Peace

End the Drive to War.

The Progressive party calls for the repeal of the peacetime draft and the rejection of universal military training.

We call for the immediate cessation of the piling up of armament expenditures beyond reasonable peacetime requirements for national defense.

We demand the repudiation of the Truman Doctrine and an end to military and economic intervention in support of reactionary and fascist regimes in China, Greece, Turkey, the Middle East and Latin America.

We call for the abandonment of military bases designed to encircle and intimidate other nations.

We demand the repeal of the provisions of the National Security Act which are mobilizing the nation for war, preparing a labor draft, and organizing a monopoly militarist dictatorship.

These measures will express the American people’s determination to avoid provocation and aggression.  They will be our contribution to the reduction of mistrust and the creation of a general atmosphere in which peace can be established.

United Nations

The Progressive party will work for realize Franklin Roosevelt’s ideal of the United Nations as a world family of nations, by defending its Charter and seeking to prevent its transformation into the diplomatic or military instrument of any one power or groups of powers.

We call for the establishment of a United Nations reconstruction and development fund to promote international recovery by providing assistance to the needy nations of Europe and Asia, without political conditions and with priorities to those peoples that suffered most from Axis aggression.

We call for the repudiation of the Marshall Plan . . . .

Disarmament

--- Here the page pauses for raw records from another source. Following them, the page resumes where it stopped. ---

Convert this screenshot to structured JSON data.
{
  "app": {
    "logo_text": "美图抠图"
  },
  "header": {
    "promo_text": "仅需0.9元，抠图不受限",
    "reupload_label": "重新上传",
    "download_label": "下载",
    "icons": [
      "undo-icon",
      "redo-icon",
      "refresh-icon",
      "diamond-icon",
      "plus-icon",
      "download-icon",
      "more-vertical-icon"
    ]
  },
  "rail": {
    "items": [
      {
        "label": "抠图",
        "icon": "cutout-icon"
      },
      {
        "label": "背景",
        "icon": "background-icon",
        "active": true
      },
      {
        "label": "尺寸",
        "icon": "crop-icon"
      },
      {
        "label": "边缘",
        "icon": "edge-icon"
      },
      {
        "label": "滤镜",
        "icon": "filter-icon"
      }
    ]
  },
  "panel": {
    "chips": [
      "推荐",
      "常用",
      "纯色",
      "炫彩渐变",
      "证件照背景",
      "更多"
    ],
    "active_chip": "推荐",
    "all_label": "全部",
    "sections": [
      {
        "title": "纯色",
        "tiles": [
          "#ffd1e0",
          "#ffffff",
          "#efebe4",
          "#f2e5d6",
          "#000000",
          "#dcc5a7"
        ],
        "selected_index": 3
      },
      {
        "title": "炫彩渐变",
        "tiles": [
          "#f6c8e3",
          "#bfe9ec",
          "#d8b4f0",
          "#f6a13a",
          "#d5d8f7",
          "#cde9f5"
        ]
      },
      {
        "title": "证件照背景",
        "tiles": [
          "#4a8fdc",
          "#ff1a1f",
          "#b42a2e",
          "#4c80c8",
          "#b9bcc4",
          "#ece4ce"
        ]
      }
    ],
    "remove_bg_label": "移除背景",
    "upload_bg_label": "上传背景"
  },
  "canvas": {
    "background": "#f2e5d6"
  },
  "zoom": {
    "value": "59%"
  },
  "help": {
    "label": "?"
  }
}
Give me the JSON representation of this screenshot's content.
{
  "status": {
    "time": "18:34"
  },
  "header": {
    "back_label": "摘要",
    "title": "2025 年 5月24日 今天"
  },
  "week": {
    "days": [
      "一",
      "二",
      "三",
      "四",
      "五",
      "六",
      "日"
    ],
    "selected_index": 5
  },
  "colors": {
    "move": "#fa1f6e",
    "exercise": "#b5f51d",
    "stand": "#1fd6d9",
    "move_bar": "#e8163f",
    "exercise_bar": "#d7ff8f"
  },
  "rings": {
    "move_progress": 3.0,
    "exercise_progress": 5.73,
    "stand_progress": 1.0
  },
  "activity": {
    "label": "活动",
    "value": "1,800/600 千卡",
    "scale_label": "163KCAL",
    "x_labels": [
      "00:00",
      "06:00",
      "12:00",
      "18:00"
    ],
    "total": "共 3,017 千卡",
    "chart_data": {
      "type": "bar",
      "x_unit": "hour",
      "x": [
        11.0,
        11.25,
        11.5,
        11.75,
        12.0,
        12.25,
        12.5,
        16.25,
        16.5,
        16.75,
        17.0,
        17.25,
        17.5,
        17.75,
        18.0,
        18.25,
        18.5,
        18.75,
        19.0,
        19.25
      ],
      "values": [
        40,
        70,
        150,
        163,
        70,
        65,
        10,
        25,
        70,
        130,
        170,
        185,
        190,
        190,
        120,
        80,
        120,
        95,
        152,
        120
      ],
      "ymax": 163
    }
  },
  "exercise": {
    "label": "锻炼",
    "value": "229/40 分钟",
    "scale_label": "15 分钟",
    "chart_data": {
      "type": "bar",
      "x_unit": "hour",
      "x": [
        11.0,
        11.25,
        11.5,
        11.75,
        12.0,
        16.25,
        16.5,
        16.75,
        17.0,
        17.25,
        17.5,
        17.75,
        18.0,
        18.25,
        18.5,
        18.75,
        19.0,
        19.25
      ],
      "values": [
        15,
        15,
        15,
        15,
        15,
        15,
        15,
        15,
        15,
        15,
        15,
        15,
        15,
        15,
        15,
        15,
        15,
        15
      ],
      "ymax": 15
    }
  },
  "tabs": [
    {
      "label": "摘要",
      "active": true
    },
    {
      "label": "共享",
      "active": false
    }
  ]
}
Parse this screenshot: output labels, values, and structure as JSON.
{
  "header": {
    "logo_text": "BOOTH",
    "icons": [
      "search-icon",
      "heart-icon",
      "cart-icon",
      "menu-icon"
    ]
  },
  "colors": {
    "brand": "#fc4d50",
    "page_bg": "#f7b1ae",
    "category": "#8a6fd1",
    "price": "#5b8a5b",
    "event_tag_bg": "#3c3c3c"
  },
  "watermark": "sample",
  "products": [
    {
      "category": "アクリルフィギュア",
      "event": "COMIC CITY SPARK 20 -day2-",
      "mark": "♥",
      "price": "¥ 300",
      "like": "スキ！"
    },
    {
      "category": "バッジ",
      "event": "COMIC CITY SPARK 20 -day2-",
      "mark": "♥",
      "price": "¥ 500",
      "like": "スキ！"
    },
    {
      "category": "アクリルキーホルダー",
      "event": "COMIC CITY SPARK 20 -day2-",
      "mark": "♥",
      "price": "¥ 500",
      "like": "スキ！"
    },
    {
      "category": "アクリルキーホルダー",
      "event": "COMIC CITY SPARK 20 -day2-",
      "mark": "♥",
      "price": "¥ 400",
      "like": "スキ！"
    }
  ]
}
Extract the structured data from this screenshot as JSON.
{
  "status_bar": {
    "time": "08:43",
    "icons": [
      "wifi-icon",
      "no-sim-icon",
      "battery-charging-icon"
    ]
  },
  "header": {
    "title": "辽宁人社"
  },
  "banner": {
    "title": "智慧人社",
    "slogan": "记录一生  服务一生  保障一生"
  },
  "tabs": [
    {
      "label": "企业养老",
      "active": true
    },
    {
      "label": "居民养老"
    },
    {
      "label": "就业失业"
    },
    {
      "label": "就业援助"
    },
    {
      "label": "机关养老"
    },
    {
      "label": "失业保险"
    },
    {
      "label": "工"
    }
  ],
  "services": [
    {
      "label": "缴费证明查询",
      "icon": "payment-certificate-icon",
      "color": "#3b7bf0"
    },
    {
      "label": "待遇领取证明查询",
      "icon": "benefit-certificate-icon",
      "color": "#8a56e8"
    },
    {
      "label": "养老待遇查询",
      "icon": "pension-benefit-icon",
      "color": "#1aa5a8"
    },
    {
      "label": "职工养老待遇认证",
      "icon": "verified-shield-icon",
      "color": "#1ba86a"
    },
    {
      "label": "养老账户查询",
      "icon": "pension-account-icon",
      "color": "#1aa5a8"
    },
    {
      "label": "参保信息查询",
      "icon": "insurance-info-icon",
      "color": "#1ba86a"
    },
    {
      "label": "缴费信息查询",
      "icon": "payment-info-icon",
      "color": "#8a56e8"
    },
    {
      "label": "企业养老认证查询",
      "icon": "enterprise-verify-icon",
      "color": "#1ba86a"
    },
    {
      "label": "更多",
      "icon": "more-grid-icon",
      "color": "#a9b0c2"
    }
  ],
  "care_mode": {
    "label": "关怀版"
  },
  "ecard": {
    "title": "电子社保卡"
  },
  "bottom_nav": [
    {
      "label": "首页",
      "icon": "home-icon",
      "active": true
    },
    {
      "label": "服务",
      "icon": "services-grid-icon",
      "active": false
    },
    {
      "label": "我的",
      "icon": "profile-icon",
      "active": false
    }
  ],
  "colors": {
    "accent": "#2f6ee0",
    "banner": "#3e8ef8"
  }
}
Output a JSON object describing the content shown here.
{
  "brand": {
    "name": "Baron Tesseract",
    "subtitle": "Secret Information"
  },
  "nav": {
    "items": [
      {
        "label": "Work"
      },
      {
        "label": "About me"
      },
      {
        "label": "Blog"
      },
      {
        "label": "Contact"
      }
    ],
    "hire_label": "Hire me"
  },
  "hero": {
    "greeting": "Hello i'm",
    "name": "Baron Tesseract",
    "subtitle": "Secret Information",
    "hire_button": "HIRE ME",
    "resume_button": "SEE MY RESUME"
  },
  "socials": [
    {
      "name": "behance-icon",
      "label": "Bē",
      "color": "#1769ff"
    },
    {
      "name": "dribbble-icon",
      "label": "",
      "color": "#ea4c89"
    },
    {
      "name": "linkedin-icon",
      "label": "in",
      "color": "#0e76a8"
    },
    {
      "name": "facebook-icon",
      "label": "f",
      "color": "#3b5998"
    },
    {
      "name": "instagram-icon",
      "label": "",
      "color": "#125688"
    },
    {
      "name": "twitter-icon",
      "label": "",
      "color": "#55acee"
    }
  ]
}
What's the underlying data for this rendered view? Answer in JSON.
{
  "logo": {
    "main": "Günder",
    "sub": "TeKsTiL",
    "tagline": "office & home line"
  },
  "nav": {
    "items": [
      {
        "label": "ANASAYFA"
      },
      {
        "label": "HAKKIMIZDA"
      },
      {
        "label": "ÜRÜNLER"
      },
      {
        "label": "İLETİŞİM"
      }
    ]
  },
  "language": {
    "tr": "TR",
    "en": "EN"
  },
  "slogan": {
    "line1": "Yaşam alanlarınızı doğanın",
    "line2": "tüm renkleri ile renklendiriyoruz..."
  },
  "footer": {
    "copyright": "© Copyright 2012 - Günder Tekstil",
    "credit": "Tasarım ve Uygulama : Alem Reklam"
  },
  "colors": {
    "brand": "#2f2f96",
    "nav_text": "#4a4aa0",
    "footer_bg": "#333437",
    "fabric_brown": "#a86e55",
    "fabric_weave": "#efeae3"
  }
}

The Progressive party will work through the United Nations for a world disarmament agreement to outlaw the atomic bomb, bacteriological